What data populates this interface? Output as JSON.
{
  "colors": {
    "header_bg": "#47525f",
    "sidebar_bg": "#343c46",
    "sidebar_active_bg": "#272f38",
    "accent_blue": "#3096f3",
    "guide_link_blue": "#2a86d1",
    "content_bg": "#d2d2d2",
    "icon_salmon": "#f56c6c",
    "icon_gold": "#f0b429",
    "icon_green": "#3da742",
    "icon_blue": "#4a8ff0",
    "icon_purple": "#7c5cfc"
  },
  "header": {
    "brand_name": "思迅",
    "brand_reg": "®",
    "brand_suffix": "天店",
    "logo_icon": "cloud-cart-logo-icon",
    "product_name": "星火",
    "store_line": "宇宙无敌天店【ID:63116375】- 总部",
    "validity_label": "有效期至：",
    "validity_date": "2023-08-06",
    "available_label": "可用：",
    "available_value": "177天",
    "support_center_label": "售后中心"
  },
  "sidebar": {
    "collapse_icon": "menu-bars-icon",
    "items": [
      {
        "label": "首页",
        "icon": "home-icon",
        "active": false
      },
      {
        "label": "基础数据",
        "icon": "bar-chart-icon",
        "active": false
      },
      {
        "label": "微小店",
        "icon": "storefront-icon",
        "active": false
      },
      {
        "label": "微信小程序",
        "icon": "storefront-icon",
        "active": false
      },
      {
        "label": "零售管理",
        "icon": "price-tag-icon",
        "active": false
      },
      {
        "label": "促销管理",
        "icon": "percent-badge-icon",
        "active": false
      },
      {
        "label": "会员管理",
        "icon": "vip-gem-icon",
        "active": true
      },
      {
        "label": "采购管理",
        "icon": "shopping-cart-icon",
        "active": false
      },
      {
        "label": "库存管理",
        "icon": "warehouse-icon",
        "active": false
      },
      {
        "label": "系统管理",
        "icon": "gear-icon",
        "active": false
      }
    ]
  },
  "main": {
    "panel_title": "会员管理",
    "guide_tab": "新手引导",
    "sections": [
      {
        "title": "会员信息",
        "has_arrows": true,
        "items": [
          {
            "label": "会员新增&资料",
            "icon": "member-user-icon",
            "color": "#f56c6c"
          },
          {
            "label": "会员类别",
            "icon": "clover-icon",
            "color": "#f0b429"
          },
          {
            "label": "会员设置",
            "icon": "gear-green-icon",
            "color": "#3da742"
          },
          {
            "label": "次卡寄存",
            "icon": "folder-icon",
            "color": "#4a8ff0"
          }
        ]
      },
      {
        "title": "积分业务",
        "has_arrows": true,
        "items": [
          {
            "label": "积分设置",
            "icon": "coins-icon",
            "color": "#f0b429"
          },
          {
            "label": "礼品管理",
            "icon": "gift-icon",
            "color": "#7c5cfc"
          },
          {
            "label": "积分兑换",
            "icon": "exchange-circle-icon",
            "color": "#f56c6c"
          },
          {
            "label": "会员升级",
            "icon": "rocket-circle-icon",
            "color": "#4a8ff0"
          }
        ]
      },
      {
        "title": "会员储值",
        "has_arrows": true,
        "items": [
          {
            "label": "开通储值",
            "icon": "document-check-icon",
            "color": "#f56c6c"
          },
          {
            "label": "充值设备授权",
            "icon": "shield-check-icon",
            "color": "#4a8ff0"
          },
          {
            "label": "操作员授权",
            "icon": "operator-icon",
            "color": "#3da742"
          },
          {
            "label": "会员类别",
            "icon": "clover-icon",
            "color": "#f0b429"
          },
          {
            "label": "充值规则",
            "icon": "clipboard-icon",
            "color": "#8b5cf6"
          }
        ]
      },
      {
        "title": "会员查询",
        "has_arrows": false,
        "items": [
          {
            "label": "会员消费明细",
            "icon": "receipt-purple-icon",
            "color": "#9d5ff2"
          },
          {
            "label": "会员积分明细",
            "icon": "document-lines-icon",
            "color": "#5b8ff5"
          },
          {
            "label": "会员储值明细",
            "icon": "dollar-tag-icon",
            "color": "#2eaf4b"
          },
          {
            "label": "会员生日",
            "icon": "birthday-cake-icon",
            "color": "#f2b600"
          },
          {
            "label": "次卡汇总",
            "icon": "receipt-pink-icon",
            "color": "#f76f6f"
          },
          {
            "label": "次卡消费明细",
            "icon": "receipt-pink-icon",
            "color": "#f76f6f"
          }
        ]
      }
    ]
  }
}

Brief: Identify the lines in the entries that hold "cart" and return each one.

Response box:
    "logo_icon": "cloud-cart-logo-icon",
        "icon": "shopping-cart-icon",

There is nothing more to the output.